_Exercise instructions_: Each and every line below goes into your answer unchanged, but leave out the images.

_Input for this task_:

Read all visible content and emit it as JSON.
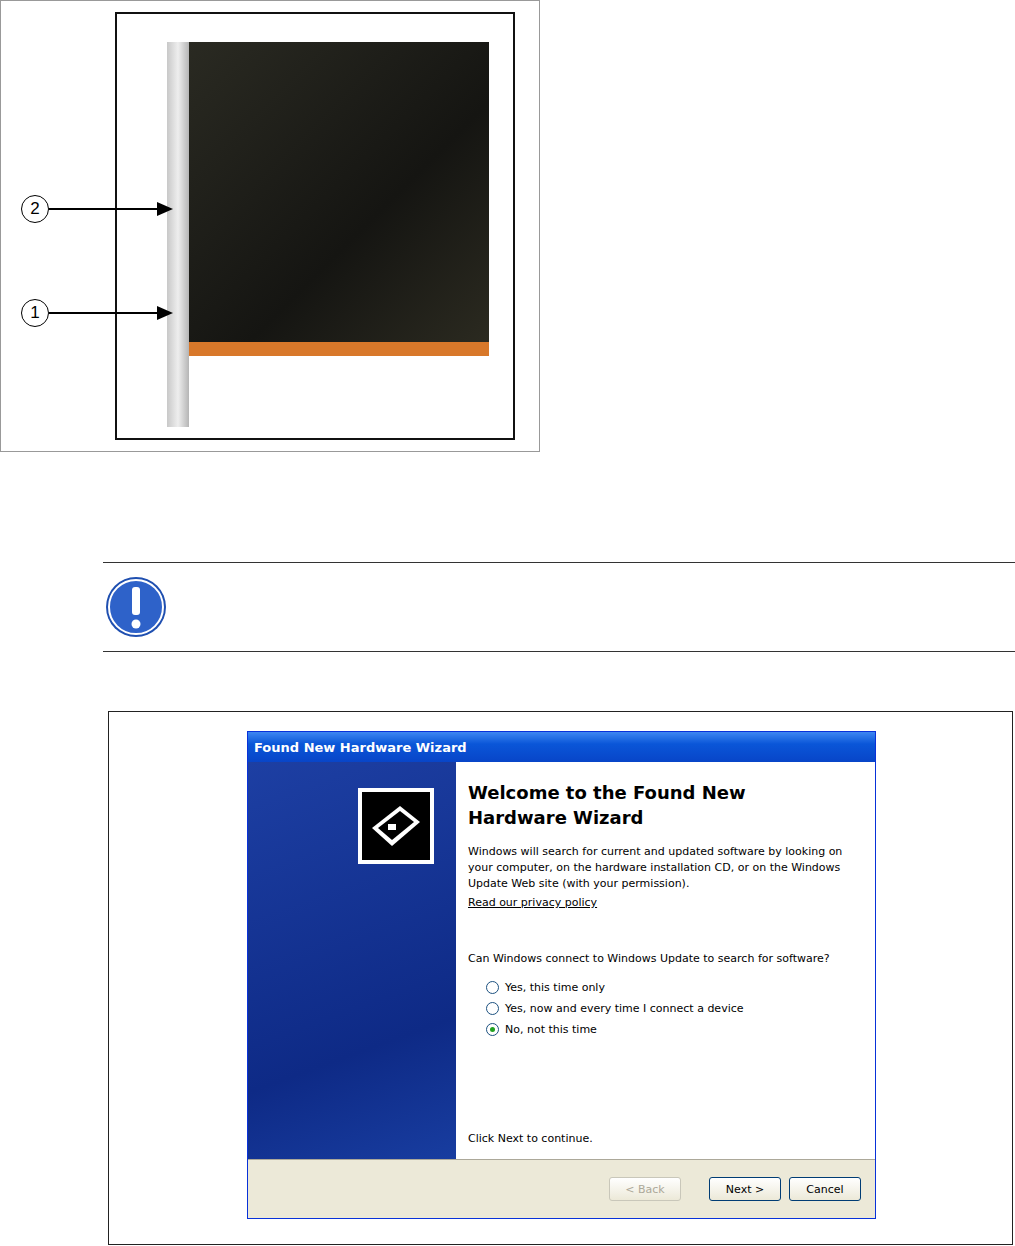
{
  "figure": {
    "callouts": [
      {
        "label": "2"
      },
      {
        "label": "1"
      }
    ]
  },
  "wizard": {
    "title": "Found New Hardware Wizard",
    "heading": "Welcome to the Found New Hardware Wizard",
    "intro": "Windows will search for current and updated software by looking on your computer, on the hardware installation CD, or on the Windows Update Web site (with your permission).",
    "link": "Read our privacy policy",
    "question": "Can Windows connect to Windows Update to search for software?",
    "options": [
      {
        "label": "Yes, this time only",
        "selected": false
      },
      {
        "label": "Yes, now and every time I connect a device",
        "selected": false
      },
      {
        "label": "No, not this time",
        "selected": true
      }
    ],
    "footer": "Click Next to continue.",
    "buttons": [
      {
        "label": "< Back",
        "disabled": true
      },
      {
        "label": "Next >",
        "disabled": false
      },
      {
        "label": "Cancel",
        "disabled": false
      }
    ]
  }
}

_Solution to the exercise_:
Read all visible content and emit it as JSON.
{
  "figure": {
    "callouts": [
      {
        "label": "2"
      },
      {
        "label": "1"
      }
    ]
  },
  "wizard": {
    "title": "Found New Hardware Wizard",
    "heading": "Welcome to the Found New Hardware Wizard",
    "intro": "Windows will search for current and updated software by looking on your computer, on the hardware installation CD, or on the Windows Update Web site (with your permission).",
    "link": "Read our privacy policy",
    "question": "Can Windows connect to Windows Update to search for software?",
    "options": [
      {
        "label": "Yes, this time only",
        "selected": false
      },
      {
        "label": "Yes, now and every time I connect a device",
        "selected": false
      },
      {
        "label": "No, not this time",
        "selected": true
      }
    ],
    "footer": "Click Next to continue.",
    "buttons": [
      {
        "label": "< Back",
        "disabled": true
      },
      {
        "label": "Next >",
        "disabled": false
      },
      {
        "label": "Cancel",
        "disabled": false
      }
    ]
  }
}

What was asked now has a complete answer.